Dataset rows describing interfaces

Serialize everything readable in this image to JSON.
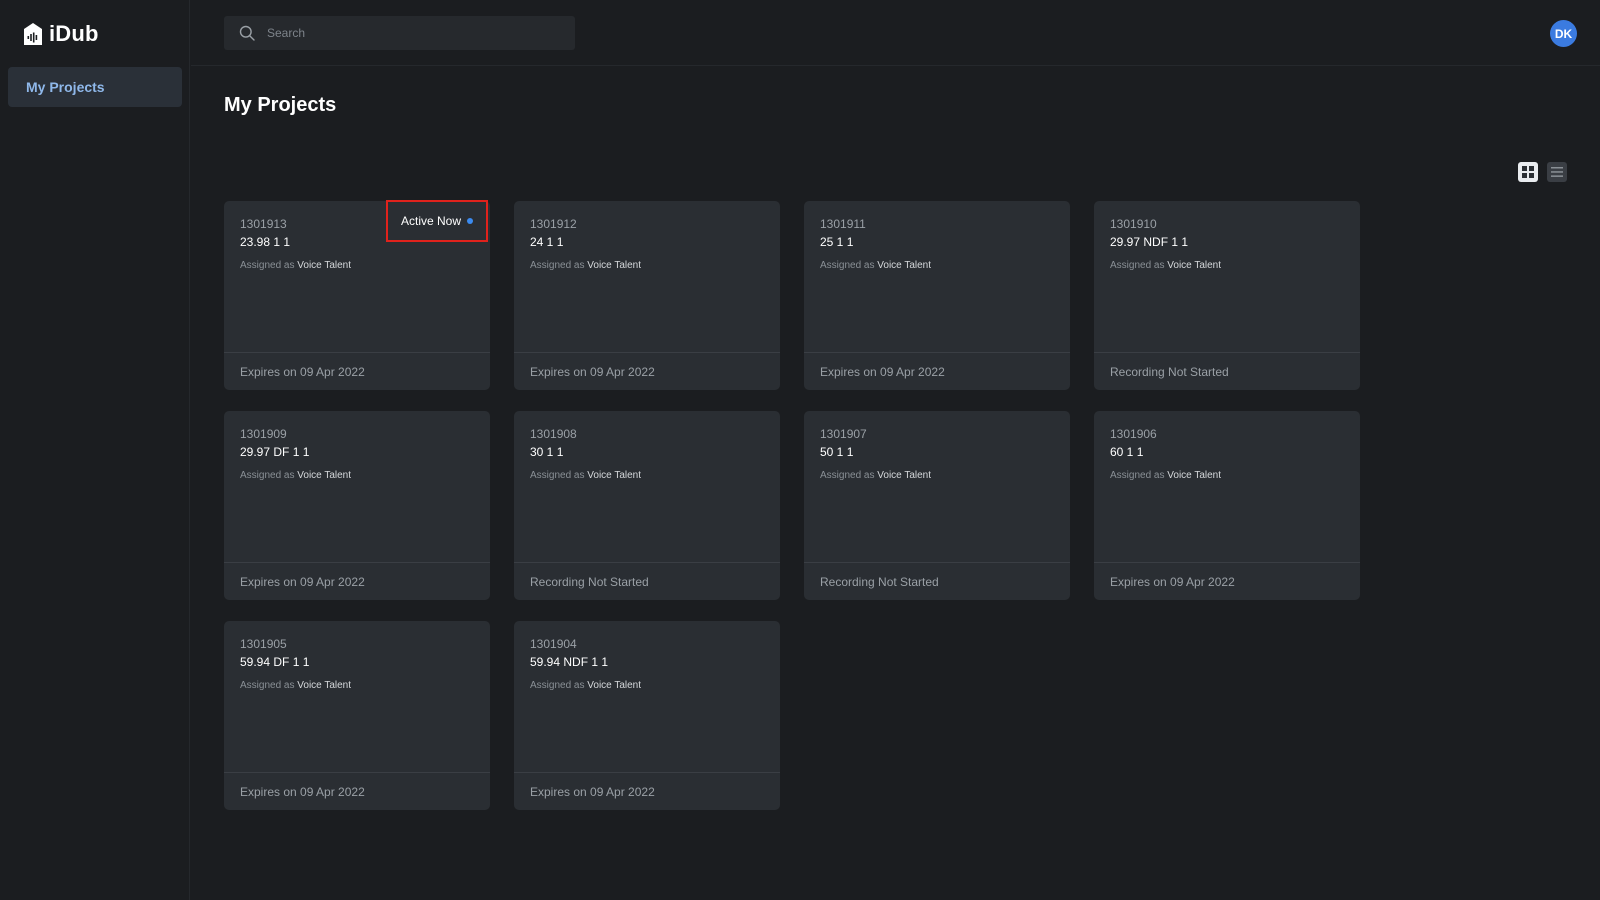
{
  "app": {
    "name": "iDub"
  },
  "sidebar": {
    "items": [
      {
        "label": "My Projects",
        "active": true
      }
    ]
  },
  "header": {
    "search": {
      "placeholder": "Search",
      "value": ""
    },
    "avatar_initials": "DK"
  },
  "main": {
    "title": "My Projects",
    "view_mode": "grid",
    "view_toggle": [
      {
        "icon": "grid-view-icon",
        "active": true
      },
      {
        "icon": "list-view-icon",
        "active": false
      }
    ]
  },
  "colors": {
    "accent": "#3b7be0",
    "active_dot": "#3b8bf0",
    "highlight_box": "#e0221c",
    "card_bg": "#2a2e33",
    "page_bg": "#1b1d20"
  },
  "projects": [
    {
      "id": "1301913",
      "name": "23.98 1 1",
      "assigned_prefix": "Assigned as",
      "role": "Voice Talent",
      "footer": "Expires on 09 Apr 2022",
      "badge": "Active Now"
    },
    {
      "id": "1301912",
      "name": "24 1 1",
      "assigned_prefix": "Assigned as",
      "role": "Voice Talent",
      "footer": "Expires on 09 Apr 2022"
    },
    {
      "id": "1301911",
      "name": "25 1 1",
      "assigned_prefix": "Assigned as",
      "role": "Voice Talent",
      "footer": "Expires on 09 Apr 2022"
    },
    {
      "id": "1301910",
      "name": "29.97 NDF 1 1",
      "assigned_prefix": "Assigned as",
      "role": "Voice Talent",
      "footer": "Recording Not Started"
    },
    {
      "id": "1301909",
      "name": "29.97 DF 1 1",
      "assigned_prefix": "Assigned as",
      "role": "Voice Talent",
      "footer": "Expires on 09 Apr 2022"
    },
    {
      "id": "1301908",
      "name": "30 1 1",
      "assigned_prefix": "Assigned as",
      "role": "Voice Talent",
      "footer": "Recording Not Started"
    },
    {
      "id": "1301907",
      "name": "50 1 1",
      "assigned_prefix": "Assigned as",
      "role": "Voice Talent",
      "footer": "Recording Not Started"
    },
    {
      "id": "1301906",
      "name": "60 1 1",
      "assigned_prefix": "Assigned as",
      "role": "Voice Talent",
      "footer": "Expires on 09 Apr 2022"
    },
    {
      "id": "1301905",
      "name": "59.94 DF 1 1",
      "assigned_prefix": "Assigned as",
      "role": "Voice Talent",
      "footer": "Expires on 09 Apr 2022"
    },
    {
      "id": "1301904",
      "name": "59.94 NDF 1 1",
      "assigned_prefix": "Assigned as",
      "role": "Voice Talent",
      "footer": "Expires on 09 Apr 2022"
    }
  ]
}
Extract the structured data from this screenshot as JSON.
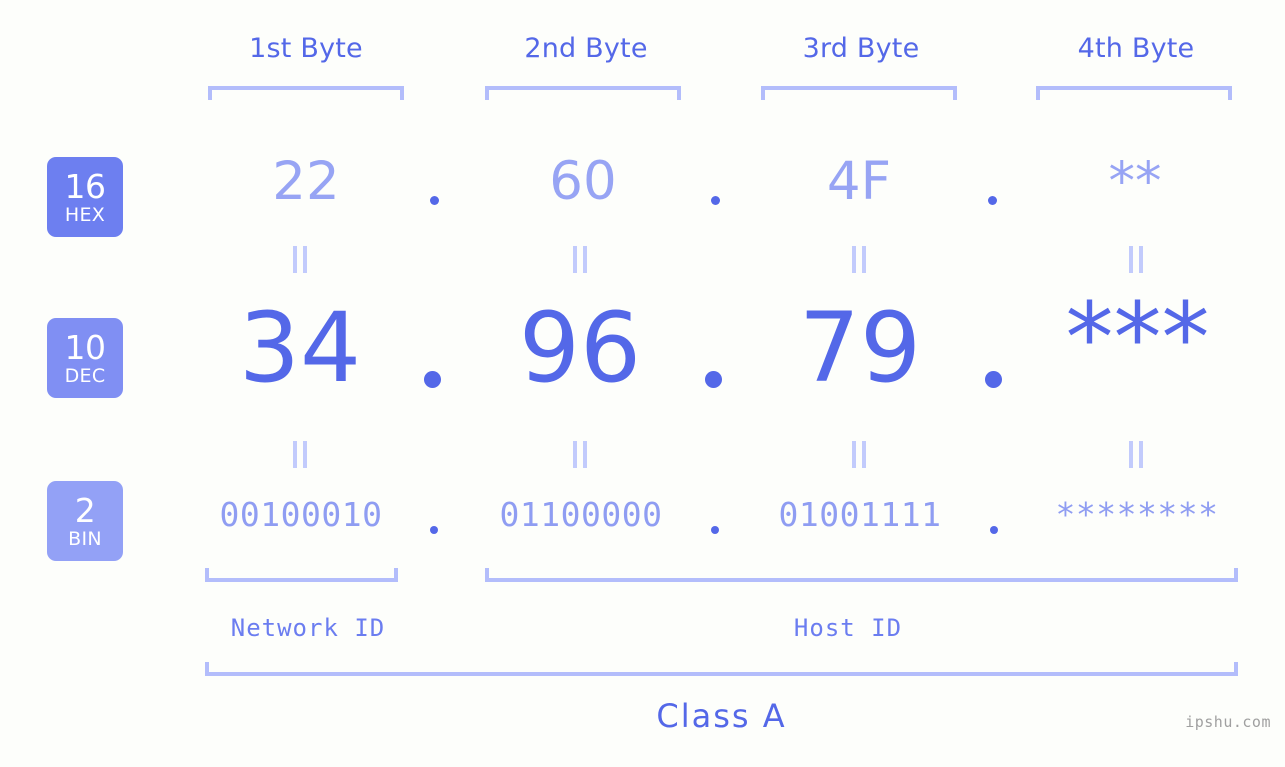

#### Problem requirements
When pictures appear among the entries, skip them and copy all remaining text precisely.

#### Answer to the problem
Serialize everything readable in this image to JSON.
{
  "app": {
    "name": "iDub"
  },
  "sidebar": {
    "items": [
      {
        "label": "My Projects",
        "active": true
      }
    ]
  },
  "header": {
    "search": {
      "placeholder": "Search",
      "value": ""
    },
    "avatar_initials": "DK"
  },
  "main": {
    "title": "My Projects",
    "view_mode": "grid",
    "view_toggle": [
      {
        "icon": "grid-view-icon",
        "active": true
      },
      {
        "icon": "list-view-icon",
        "active": false
      }
    ]
  },
  "colors": {
    "accent": "#3b7be0",
    "active_dot": "#3b8bf0",
    "highlight_box": "#e0221c",
    "card_bg": "#2a2e33",
    "page_bg": "#1b1d20"
  },
  "projects": [
    {
      "id": "1301913",
      "name": "23.98 1 1",
      "assigned_prefix": "Assigned as",
      "role": "Voice Talent",
      "footer": "Expires on 09 Apr 2022",
      "badge": "Active Now"
    },
    {
      "id": "1301912",
      "name": "24 1 1",
      "assigned_prefix": "Assigned as",
      "role": "Voice Talent",
      "footer": "Expires on 09 Apr 2022"
    },
    {
      "id": "1301911",
      "name": "25 1 1",
      "assigned_prefix": "Assigned as",
      "role": "Voice Talent",
      "footer": "Expires on 09 Apr 2022"
    },
    {
      "id": "1301910",
      "name": "29.97 NDF 1 1",
      "assigned_prefix": "Assigned as",
      "role": "Voice Talent",
      "footer": "Recording Not Started"
    },
    {
      "id": "1301909",
      "name": "29.97 DF 1 1",
      "assigned_prefix": "Assigned as",
      "role": "Voice Talent",
      "footer": "Expires on 09 Apr 2022"
    },
    {
      "id": "1301908",
      "name": "30 1 1",
      "assigned_prefix": "Assigned as",
      "role": "Voice Talent",
      "footer": "Recording Not Started"
    },
    {
      "id": "1301907",
      "name": "50 1 1",
      "assigned_prefix": "Assigned as",
      "role": "Voice Talent",
      "footer": "Recording Not Started"
    },
    {
      "id": "1301906",
      "name": "60 1 1",
      "assigned_prefix": "Assigned as",
      "role": "Voice Talent",
      "footer": "Expires on 09 Apr 2022"
    },
    {
      "id": "1301905",
      "name": "59.94 DF 1 1",
      "assigned_prefix": "Assigned as",
      "role": "Voice Talent",
      "footer": "Expires on 09 Apr 2022"
    },
    {
      "id": "1301904",
      "name": "59.94 NDF 1 1",
      "assigned_prefix": "Assigned as",
      "role": "Voice Talent",
      "footer": "Expires on 09 Apr 2022"
    }
  ]
}
Extract the structured data from this screenshot as JSON.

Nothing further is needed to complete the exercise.